As if this wasn’t important enough, emotions also alert us to factors that our conscious, rational awareness can miss. That’s despite their critical importance to us in the future. ‘Gut feelings’ or ‘intuition’ can inform us when something is not quite right about a person, a situation or a business deal even when they look good on paper.
You hire a new junior with limited experience within an office of experts. The rapport between this person and the team is there immediately. They consequently absorb information and the knowledge they need from colleagues quickly. You then employ someone who’s already an expert in the industry. They do it differently and doesn’t agree with the rest of them. The internal communication shrinks and productivity of that office shrink with it.
They say knowledge is power, and the more people you know, the more knowledge you have access to which I agree with. When someone works within a company, they retain significant information that could be useful to the rest of the team. That knowledge can be lost if staff don’t get along or have conflicting goals or morals to each other. That’s why it’s key to consider this when recruiting. The collaboration of like-minded professionals within businesses would make a huge difference to the company’s output.

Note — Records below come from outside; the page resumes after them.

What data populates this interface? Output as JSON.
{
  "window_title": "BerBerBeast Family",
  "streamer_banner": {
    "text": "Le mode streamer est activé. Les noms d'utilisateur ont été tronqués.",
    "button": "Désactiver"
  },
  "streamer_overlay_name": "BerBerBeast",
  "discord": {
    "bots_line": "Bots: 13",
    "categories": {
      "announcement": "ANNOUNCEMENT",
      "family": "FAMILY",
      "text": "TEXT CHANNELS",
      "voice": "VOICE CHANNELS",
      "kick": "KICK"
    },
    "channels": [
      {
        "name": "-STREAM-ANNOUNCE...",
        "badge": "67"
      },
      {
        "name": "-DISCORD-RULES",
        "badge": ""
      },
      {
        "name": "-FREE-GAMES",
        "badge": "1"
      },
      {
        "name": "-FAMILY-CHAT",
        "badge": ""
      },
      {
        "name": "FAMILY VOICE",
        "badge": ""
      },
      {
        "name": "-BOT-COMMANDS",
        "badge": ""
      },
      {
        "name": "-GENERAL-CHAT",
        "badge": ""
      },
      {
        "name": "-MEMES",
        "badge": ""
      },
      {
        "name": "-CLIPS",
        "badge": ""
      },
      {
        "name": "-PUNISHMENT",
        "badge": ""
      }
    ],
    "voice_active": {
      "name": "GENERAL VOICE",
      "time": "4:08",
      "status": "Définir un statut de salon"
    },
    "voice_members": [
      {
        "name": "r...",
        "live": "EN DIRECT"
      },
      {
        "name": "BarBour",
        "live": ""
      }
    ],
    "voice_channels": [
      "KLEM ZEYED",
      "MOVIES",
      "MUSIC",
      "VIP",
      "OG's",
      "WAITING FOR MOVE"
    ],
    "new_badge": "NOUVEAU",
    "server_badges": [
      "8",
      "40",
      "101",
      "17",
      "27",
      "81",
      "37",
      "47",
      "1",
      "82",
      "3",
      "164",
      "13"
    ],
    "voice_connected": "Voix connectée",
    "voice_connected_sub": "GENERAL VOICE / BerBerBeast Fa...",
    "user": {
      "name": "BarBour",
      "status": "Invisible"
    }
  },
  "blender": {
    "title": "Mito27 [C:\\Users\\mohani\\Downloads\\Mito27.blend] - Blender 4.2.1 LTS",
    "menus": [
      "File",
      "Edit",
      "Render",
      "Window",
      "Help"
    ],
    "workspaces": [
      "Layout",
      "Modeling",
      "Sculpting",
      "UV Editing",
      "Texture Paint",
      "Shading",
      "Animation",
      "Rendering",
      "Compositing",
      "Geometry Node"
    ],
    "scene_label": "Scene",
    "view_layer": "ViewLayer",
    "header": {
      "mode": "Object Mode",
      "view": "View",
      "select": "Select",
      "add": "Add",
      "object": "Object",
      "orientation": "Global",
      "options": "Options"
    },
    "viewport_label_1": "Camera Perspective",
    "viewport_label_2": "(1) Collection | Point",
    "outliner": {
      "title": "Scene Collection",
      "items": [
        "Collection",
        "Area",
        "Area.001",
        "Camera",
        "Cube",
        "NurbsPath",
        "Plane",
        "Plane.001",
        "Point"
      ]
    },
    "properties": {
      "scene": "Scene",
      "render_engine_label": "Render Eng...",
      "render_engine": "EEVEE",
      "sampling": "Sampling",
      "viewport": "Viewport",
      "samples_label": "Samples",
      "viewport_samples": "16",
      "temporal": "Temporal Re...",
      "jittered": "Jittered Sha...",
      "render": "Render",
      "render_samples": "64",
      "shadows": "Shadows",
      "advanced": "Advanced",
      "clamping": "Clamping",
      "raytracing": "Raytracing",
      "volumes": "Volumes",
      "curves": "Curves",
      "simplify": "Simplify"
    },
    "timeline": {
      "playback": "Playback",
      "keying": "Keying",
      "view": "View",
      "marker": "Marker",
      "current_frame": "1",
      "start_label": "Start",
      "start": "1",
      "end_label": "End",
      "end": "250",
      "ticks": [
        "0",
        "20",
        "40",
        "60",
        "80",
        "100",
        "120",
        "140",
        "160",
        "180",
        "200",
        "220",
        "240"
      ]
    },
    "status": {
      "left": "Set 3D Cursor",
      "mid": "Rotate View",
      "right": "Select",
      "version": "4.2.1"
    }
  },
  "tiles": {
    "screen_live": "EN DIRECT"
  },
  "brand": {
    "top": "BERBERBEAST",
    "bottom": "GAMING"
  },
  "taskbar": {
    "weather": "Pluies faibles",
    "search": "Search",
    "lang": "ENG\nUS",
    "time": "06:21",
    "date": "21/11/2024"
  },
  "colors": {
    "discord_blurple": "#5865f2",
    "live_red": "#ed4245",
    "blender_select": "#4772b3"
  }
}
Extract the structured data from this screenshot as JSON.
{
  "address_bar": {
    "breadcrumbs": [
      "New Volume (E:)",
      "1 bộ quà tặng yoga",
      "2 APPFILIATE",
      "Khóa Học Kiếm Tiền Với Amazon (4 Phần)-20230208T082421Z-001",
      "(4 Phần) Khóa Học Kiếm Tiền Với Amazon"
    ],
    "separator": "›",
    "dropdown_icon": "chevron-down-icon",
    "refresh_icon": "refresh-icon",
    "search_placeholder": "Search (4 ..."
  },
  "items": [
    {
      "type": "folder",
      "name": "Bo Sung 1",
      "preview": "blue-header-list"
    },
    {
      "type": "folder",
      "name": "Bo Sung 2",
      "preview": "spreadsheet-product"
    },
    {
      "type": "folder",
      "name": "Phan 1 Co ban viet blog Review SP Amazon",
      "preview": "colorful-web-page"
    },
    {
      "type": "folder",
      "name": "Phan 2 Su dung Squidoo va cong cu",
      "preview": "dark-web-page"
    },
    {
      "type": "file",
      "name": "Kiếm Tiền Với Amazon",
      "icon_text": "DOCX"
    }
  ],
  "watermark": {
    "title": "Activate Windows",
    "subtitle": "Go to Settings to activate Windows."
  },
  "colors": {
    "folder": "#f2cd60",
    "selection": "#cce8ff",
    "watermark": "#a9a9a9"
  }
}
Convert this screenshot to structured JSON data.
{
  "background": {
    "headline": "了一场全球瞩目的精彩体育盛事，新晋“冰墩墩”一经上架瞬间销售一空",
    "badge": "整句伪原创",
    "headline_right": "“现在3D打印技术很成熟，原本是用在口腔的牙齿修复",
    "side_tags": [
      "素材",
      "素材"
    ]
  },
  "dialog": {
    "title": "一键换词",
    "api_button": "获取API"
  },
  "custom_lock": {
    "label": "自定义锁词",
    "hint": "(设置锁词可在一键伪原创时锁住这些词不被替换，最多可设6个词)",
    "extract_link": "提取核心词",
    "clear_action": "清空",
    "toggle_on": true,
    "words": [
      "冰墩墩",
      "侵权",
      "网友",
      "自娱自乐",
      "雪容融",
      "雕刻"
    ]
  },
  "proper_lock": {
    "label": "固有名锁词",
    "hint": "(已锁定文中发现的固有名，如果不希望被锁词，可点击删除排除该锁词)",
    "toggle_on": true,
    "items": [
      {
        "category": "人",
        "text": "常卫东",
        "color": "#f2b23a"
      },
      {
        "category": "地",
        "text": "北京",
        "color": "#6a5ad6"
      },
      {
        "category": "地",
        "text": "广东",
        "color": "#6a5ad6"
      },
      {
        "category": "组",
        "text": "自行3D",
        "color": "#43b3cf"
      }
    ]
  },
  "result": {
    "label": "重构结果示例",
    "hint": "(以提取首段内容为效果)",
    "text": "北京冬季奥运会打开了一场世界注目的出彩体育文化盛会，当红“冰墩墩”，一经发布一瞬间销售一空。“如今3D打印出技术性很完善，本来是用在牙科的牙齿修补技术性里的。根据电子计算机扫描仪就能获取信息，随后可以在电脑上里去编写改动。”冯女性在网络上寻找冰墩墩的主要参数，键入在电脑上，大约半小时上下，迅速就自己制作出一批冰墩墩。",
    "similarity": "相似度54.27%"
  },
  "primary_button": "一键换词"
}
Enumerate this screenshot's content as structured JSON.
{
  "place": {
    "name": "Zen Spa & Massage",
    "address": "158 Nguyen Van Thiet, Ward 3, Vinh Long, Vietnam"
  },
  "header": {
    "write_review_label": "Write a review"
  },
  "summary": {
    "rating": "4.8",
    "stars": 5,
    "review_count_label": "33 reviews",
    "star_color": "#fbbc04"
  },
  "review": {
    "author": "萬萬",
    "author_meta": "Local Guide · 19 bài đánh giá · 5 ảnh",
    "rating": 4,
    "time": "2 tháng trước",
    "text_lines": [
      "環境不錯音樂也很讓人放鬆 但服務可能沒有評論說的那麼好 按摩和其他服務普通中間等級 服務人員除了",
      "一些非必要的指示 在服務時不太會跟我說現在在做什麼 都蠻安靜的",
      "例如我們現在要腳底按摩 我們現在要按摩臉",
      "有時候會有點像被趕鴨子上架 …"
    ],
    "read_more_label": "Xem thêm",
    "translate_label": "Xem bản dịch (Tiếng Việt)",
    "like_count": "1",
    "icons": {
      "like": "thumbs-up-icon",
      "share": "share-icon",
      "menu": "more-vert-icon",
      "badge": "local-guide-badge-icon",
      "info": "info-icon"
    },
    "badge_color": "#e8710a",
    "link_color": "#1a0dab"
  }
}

Firstly, we use artificially intelligent semantic searching software with job boards and social media allowing us to identify the best candidates based on online information such as CV’s. This gathers a pool of candidates who seem to have the skills. We let them know about the role in case it’s of interest. We include an Interactive Video Platform (IVP) tool in our shortlisting process allowing candidates to submit video responses to automated questions within the applications. It gives employees a snapshot of someone’s personality delivering an emotional and social competency matching mechanism. It also saves a significant amount of time for both whiles increasing the value of the shortlisting data tremendously. Employers will know who they are interviewing before they’ve met them and conduct live interviews to where convenient. We call this approach Empathic Recruitment ℠.